Having struck down the Secretary's interpretations, the court applies the GAAP approach to Memorial Hospital's deferred compensation plan to determine whether reimbursement is warranted for salary reductions invested by Memorial Hospital on behalf of doctors participating in the plan. The only question under the GAAP approach is whether Memorial Hospital incurred a present debt to the doctors for services rendered, as contrasted with services to be rendered. By actually setting aside the deferred compensation, in segregated accounts, on the doctors' behalf, Memorial Hospital provided convincing evidence that it incurred a debt for services already rendered. Additionally, the Secretary has not argued that the money set aside is, in reality, compensation for future services. In actuality, the plan sets aside "salary reduction"--i.e., money the doctors have already earned. Accordingly, we conclude that, under the GAAP approach, Memorial Hospital is entitled to the requested reimbursement.VI.

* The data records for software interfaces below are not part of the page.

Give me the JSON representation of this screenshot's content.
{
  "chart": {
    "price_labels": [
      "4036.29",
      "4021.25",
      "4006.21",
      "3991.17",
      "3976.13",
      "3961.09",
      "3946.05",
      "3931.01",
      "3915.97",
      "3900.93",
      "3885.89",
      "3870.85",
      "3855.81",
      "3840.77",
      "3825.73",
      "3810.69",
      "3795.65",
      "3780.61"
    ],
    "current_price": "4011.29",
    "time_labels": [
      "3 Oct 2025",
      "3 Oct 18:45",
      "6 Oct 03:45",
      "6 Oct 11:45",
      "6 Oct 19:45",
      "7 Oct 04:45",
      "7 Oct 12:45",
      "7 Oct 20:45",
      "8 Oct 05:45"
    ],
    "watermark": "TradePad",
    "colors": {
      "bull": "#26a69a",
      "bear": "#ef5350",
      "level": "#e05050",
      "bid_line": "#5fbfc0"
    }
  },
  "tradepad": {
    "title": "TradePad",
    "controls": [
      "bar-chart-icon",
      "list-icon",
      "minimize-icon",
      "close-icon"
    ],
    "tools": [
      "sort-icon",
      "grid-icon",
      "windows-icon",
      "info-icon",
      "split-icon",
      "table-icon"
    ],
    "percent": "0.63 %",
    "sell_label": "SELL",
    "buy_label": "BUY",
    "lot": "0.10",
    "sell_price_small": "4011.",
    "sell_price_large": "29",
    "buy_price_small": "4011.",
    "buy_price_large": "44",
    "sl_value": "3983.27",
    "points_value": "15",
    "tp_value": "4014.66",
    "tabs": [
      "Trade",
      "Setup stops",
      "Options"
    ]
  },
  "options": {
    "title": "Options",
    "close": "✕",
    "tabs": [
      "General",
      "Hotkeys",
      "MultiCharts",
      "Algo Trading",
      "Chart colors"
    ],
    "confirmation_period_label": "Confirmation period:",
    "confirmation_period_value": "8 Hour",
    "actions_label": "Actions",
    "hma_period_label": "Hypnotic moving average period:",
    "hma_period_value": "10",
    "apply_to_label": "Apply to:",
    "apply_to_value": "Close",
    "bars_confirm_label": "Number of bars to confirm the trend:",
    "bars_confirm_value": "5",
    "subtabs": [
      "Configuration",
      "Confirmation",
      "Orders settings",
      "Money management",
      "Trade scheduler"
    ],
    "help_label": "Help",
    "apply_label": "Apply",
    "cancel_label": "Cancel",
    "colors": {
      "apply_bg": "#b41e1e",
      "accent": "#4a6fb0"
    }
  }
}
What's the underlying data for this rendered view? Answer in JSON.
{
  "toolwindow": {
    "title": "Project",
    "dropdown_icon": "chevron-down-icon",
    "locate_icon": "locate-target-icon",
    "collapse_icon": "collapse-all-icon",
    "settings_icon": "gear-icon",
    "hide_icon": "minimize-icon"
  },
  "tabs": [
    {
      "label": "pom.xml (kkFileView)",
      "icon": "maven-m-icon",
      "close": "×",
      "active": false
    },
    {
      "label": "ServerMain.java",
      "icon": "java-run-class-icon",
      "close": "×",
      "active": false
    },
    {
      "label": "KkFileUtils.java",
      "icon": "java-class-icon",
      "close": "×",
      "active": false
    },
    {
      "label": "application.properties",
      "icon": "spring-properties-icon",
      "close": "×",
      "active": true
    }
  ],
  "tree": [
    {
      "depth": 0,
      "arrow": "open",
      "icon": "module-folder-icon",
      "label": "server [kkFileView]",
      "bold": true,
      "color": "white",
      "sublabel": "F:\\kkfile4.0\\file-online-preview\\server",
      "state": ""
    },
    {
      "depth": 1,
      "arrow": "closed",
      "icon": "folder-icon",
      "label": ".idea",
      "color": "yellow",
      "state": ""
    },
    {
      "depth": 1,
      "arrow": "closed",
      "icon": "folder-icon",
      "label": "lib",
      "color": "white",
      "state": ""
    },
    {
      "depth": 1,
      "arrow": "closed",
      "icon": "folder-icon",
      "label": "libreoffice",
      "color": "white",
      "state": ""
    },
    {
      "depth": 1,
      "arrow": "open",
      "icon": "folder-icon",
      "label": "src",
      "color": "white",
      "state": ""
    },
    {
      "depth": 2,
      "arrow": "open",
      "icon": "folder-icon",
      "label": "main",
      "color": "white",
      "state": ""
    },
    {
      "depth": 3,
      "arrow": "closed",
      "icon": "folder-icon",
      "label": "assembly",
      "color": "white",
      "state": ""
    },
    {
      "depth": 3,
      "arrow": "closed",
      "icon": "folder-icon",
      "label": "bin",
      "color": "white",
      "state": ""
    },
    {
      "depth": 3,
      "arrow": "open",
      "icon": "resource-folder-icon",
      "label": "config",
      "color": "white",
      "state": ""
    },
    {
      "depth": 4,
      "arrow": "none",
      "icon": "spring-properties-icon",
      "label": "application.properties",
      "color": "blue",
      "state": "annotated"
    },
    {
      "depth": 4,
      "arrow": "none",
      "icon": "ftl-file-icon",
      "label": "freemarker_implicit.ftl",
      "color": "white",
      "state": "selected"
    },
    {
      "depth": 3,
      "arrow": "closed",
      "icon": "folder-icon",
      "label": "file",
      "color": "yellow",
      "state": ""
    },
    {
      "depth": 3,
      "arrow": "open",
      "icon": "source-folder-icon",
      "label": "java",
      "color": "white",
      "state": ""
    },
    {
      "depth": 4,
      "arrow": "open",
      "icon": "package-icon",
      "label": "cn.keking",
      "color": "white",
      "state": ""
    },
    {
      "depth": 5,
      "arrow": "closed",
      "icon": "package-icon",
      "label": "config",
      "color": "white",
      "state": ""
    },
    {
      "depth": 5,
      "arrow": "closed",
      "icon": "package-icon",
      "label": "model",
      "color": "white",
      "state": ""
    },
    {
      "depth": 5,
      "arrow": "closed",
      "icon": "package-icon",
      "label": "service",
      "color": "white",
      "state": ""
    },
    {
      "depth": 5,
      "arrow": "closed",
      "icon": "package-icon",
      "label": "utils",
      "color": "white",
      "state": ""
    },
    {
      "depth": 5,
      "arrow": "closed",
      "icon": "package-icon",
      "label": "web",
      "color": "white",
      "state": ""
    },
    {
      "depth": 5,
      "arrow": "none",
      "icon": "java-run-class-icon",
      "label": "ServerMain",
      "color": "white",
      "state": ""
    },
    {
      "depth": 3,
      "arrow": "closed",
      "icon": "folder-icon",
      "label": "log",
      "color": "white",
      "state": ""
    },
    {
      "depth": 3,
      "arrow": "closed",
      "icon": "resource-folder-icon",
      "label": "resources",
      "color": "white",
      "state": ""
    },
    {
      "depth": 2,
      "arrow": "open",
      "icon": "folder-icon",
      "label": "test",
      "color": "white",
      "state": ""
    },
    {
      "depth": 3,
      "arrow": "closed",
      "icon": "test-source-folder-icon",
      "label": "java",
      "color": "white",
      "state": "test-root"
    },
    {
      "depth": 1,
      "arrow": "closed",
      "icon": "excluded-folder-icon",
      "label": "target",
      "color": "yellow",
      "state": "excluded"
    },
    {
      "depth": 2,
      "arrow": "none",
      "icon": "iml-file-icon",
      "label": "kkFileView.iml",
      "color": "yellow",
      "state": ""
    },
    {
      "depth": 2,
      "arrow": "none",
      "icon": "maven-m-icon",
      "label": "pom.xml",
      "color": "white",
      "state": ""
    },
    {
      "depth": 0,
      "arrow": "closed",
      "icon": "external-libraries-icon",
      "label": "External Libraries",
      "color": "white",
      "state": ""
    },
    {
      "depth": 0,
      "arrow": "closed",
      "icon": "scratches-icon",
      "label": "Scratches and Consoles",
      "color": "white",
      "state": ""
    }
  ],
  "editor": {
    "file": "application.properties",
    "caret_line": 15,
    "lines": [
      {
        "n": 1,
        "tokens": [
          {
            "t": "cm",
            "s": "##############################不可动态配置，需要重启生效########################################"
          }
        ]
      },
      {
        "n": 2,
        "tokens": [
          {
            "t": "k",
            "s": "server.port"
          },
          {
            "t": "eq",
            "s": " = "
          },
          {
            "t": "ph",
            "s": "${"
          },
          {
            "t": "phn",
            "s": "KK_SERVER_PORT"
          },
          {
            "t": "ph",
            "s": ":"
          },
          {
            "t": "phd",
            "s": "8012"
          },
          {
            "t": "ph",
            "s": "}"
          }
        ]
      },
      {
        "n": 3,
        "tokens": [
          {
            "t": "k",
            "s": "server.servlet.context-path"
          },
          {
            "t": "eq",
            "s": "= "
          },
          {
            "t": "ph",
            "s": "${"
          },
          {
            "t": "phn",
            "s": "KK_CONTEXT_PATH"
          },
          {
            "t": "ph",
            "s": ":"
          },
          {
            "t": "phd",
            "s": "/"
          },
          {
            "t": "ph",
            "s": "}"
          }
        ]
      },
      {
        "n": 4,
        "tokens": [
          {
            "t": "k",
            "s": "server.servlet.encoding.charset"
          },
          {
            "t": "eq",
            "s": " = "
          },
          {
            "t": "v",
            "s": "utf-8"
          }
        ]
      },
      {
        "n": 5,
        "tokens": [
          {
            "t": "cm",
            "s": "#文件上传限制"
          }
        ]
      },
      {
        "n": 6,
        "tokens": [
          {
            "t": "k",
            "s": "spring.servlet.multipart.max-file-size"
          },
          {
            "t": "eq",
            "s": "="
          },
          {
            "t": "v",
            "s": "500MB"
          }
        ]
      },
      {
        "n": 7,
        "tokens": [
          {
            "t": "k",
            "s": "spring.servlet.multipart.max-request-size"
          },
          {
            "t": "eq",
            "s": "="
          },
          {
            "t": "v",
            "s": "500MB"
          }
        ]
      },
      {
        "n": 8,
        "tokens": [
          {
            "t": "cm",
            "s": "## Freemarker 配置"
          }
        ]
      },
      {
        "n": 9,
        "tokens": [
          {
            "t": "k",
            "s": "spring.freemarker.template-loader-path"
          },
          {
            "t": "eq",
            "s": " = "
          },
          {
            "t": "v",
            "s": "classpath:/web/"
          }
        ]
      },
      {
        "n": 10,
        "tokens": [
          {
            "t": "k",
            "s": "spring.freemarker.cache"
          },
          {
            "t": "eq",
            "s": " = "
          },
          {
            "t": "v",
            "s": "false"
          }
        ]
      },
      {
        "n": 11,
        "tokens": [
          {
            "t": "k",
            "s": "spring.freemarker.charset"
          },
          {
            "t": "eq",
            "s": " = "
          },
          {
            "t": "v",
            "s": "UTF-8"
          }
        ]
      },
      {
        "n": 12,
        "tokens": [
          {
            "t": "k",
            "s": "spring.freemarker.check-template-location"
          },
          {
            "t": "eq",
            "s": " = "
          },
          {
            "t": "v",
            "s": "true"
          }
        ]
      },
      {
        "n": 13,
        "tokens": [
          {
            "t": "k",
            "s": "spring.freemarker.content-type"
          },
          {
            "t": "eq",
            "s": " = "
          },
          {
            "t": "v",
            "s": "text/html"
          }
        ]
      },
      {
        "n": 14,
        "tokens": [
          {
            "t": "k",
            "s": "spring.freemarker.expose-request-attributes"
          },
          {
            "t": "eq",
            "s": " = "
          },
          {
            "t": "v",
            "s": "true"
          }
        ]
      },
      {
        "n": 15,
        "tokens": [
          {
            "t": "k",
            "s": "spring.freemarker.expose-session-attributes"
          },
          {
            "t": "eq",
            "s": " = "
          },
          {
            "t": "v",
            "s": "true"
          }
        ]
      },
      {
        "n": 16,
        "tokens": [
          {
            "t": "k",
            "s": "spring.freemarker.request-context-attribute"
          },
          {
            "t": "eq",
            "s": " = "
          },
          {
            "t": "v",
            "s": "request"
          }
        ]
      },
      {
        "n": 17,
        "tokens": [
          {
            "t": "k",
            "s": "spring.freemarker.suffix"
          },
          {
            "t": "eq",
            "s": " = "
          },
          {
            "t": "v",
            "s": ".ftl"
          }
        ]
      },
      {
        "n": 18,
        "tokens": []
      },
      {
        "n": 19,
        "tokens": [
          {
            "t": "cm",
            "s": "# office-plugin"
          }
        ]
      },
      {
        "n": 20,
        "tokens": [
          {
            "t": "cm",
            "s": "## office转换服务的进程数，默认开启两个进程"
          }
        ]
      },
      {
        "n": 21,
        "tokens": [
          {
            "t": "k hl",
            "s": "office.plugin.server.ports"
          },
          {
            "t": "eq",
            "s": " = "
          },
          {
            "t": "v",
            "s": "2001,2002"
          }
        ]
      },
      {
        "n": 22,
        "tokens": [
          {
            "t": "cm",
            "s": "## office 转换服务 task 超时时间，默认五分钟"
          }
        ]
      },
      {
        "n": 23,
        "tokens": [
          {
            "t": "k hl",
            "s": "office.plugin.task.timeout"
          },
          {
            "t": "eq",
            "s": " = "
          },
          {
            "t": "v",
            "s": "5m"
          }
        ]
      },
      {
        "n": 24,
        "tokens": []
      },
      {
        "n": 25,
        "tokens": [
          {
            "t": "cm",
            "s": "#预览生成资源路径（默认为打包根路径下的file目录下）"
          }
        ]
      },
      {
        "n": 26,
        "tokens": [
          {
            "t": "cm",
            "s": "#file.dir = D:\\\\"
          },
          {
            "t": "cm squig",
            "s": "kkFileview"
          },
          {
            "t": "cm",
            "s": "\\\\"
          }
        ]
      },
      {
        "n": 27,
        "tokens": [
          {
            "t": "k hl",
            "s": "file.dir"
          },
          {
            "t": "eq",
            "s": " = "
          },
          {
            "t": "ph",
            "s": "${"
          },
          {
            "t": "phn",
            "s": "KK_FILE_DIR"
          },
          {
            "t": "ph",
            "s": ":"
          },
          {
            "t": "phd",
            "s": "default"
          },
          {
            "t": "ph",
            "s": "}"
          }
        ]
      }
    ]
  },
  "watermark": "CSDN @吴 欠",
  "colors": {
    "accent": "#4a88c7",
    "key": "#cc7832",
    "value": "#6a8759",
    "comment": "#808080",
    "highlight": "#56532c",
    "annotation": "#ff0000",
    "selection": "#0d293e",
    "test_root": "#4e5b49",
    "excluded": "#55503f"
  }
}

The Secretary's regulatory interpretations covering reimbursement for payments pursuant to deferred compensation plans, PRM Sec. 2140 and IL 75-34, cut against the tenor of the applicable regulation, 42 C.F.R. Sec. 413.24. The interpretations, in addition, conflict with the GAAP approach. The Court therefore sets these interpretations aside and applies the GAAP approach to the instant case. Under the GAAP approach, Memorial Hospital incurred a reimbursable cost when the doctors rendered services and Memorial Hospital invested a portion of the doctors' salaries in separate accounts on the doctors' behalf. The district court thus properly awarded reimbursement to Memorial Hospital.



Payment to Medicare providers is commonly facilitated by private organizations, such as Blue Cross, which act as fiscal intermediaries under contracts with the Secretary. 42 U.S.C. § 1395h


In the instant case, Blue Cross and the Provider Reimbursement Board rejected Memorial Hospital's attempt to execute an agreement pursuant to IL 75-34


A forfeiture does place the hospital in the temporary position of having received reimbursement for a cost it never had to actually pay. The hospital must, of course, deduct this overreimbursement from its next reimbursement application. As such, the forfeiture ultimately inures to the benefit of the Medicare program, which receives services for which it does not actually pay